Plaza de Cibeles is named for the statue of Cibeles – Roman goddess of fertility – which stands in the centre. Paseo del Prado starts at this junction, leading southwards towards the Prado Museum and Thyssen-Bornemisza Museum.
Plaza de Castilla
This is a much newer ‘square’ north of Madrid’s city centre, overlooked by Puerta de Europe (the Gate of Europe) at its northern edge. The 92m tall obelisk in the centre was designed by Santiago Calatrava. Mauel Manzano Monís’ monument to José Calvo Sotelo faces nearby Bernabéu stadium and AZCA, Madrid’s new business district.
Standing on Plaza de Castilla, you can look north between the Gate of Europe towards another new business development with an impressive skyline. This is the location of the ‘torres cuidad Deportiva’, the four tallest buildings in Madrid. One of these buildings is home to Eurostars Madrid Tower Hotel – a beautiful five star property favoured by high-flying business types.
Not actually a square, La Latina is Madrid’s Latin Quarter and is situated south of Plaza Mayor. This is the best place in the city to find tapas. A generally social and vibrant neighbourhood, there are many squares, both small and large, to explore. Social activity is especially popular on Sundays, when you can mingle with the locals and follow them to find the best bites in the city.

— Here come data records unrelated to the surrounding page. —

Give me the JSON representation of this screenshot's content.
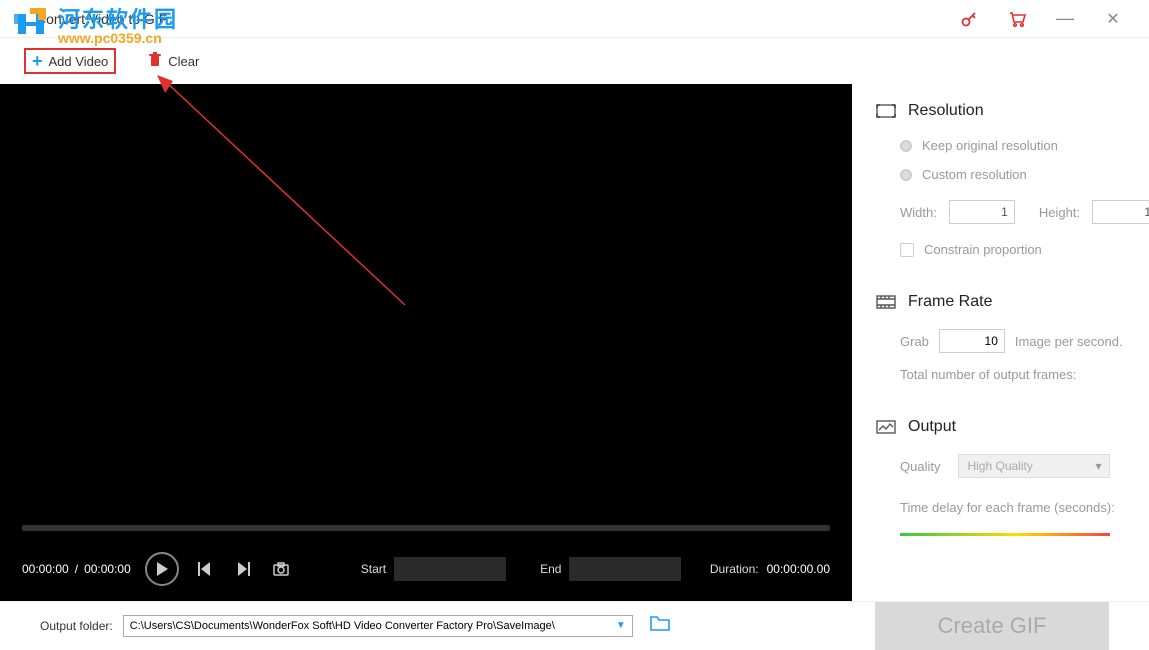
{
  "titlebar": {
    "app_title": "Convert Video to GIF"
  },
  "toolbar": {
    "add_video_label": "Add Video",
    "clear_label": "Clear"
  },
  "controls": {
    "current_time": "00:00:00",
    "total_time": "00:00:00",
    "start_label": "Start",
    "start_value": "",
    "end_label": "End",
    "end_value": "",
    "duration_label": "Duration:",
    "duration_value": "00:00:00.00"
  },
  "resolution": {
    "title": "Resolution",
    "keep_original_label": "Keep original resolution",
    "custom_label": "Custom resolution",
    "width_label": "Width:",
    "width_value": "1",
    "height_label": "Height:",
    "height_value": "1",
    "constrain_label": "Constrain proportion"
  },
  "framerate": {
    "title": "Frame Rate",
    "grab_label": "Grab",
    "grab_value": "10",
    "grab_suffix": "Image per second.",
    "total_label": "Total number of output frames:"
  },
  "output": {
    "title": "Output",
    "quality_label": "Quality",
    "quality_value": "High Quality",
    "delay_label": "Time delay for each frame (seconds):"
  },
  "footer": {
    "output_folder_label": "Output folder:",
    "output_folder_value": "C:\\Users\\CS\\Documents\\WonderFox Soft\\HD Video Converter Factory Pro\\SaveImage\\",
    "create_button_label": "Create GIF"
  },
  "watermark": {
    "chinese": "河东软件园",
    "url": "www.pc0359.cn"
  }
}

La Latina is a brilliant area to soak in some local culture; being one of Madrid’s most original areas, there is a great deal of historical architecture to be found, including a number of impressive churches. The neighbourhood was once a busy trading area for grains and grasses, and Plaza de la Cebada – Plaza of the Barley – is a popular attraction. This area is an attractive place to browse the open air markets, especially on Plaza de Cascorro on Sundays.

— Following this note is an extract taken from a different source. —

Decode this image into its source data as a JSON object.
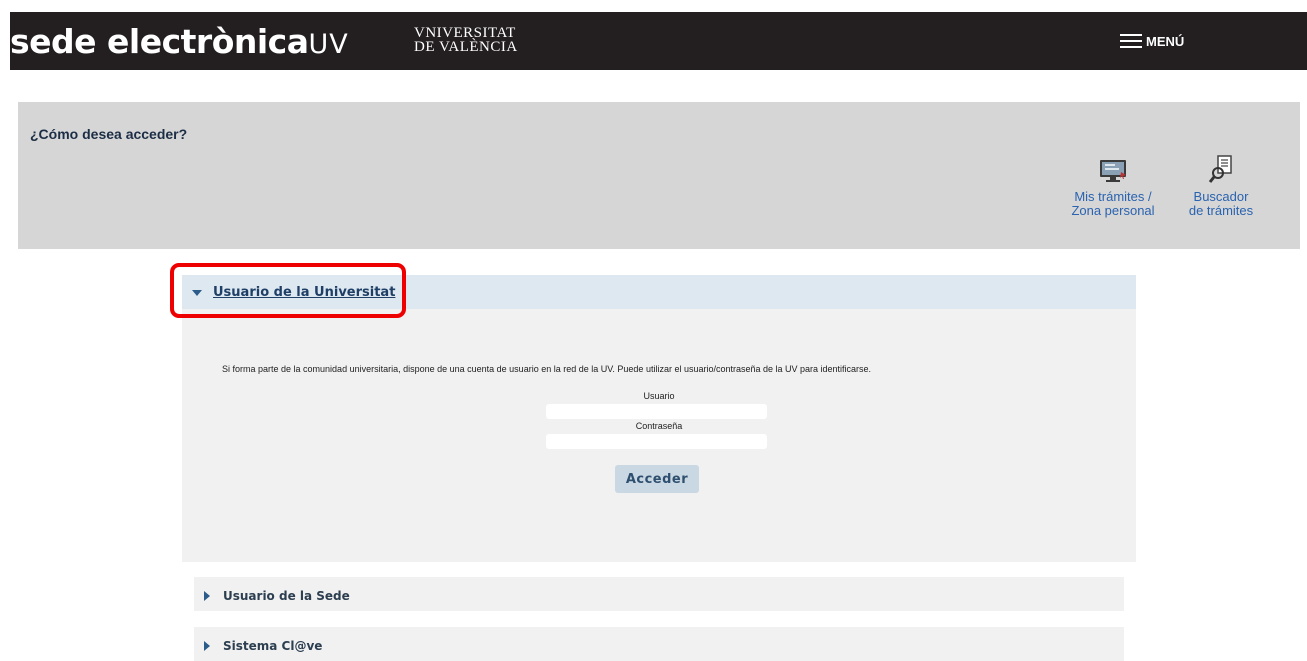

Well, ten should be enough for now. There are, of course, many that we sadly had to leave behind on our whistle-stop tour. However, the good news is that maybe we can hear more from Francisco about this at a later date. Thanks to him for sharing his wonderful knowledge. What do you think of these squares? Good? Bad? Indifferent? Feel free to leave us a comment and let us know.
Photos: (1) http://www.flickr.com/photos/pikolosa/ (2) http://www.flickr.com/photos/53125972@N00/ (3) http://www.flickr.com/photos/laurapadgett/ (4) http://www.flickr.com/photos/socarbot/ (5) http://www.flickr.com/photos/laurapadgett/ (6) http://www.flickr.com/photos/madridlaciudad/ (7) http://www.flickr.com/photos/comunidaddemadrid/ (8) http://www.flickr.com/photos/turismomadrid/ (9) http://www.flickr.com/photos/javiercorbo/ (10) http://www.flickr.com/photos/marcp_dmoz/ (11) http://www.flickr.com/photos/ibontxo/